Hertz Warns of 'Substantial Doubt' of Continuing as a Going Concern

Rental-car icon Hertz warns that the impact of the coronavirus has created doubt about its ability to continue as a going concern.
Author:
Publish date:

Hertz Global  (HTZ) - Get Report said there is "substantial doubt" that it will be able to continue as a going concern as the car-rental giant struggles with losses brought on by the economic shutdown from the coronavirus pandemic.

Shares of the the Estero, Fla., company, battered by travel bans and shelter-in-place orders throughout the country, at last check were off 4% to $3.06. 

"If our business does not recover quickly and we are unable to successfully restructure our substantial indebtedness, obtain further waivers or forbearance or raise additional capital, there is substantial doubt that we will be able to continue as a going concern," the car rental giant said in a Securities and Exchange Commission filing.

Hertz said it believed it would save about $2.5 billion annually by taking a series of steps, including laying off staff, reducing capital spending, canceling new orders, and selling excess fleet before the used-car market shut down.

On Monday Hertz reported its first-quarter loss widened to $356 million, or $2.50 a share, from $147 million, or $1.54, in the year-earlier quarter. Adjusted losses came to $1.78 a share. 

Revenue totaled $1.92 billion, down from $2.11 billion. 

A survey of analysts by FactSet had called for an adjusted loss of $1.21 a share on sales of $1.95 billion. 

The company had total debt of $18.75 billion as of March 31 and said its lenders had extended the deadline for certain loan repayments to May 22. 

Hertz said that during the quarter it drew down $595 million from a credit line and ended the period with about $1 billion in cash and cash equivalents.

President and Chief Executive Kathryn V. Marinello said in a statement. that "we started the year with positive momentum, extending the strong growth trajectory of the past three years, reflecting consistent increases in both price and volume, productivity improvements and best-in-class fleet management.” 
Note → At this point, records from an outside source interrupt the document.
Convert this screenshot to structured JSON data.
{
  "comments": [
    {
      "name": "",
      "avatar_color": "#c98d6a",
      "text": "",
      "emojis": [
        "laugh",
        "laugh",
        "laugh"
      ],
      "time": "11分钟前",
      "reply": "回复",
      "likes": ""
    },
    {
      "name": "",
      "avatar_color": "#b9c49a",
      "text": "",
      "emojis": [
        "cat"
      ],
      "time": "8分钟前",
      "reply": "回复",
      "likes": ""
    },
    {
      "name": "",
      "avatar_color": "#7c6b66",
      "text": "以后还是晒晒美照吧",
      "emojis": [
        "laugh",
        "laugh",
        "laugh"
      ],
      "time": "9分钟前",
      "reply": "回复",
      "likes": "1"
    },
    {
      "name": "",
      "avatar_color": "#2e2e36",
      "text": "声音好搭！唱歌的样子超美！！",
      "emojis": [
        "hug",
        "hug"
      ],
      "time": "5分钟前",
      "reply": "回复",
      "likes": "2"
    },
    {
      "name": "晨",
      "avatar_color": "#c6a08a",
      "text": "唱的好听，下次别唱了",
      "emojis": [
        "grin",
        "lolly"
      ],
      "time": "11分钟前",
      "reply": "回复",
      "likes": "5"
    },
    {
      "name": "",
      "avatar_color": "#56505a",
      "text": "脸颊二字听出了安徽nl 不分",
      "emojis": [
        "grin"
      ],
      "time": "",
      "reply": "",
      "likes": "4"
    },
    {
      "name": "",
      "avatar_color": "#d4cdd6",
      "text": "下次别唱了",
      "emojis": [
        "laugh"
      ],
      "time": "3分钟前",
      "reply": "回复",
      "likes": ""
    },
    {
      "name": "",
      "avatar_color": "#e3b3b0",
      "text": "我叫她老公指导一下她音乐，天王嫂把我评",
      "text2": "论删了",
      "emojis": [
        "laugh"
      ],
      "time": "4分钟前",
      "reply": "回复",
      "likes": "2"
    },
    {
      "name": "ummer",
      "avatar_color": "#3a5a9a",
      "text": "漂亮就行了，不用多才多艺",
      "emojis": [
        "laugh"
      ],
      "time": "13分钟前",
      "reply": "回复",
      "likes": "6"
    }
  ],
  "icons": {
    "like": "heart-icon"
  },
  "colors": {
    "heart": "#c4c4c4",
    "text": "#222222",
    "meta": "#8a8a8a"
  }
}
"Yet in just two months, the outbreak of the coronavirus created a major business disruption as global travel demand dropped to almost zero and the U.S. used-car market effectively shut down," she said.

Last week, The Wall Street Journal reported the car-rental company had hired FTI Consulting to help prepare for a possible bankruptcy filing.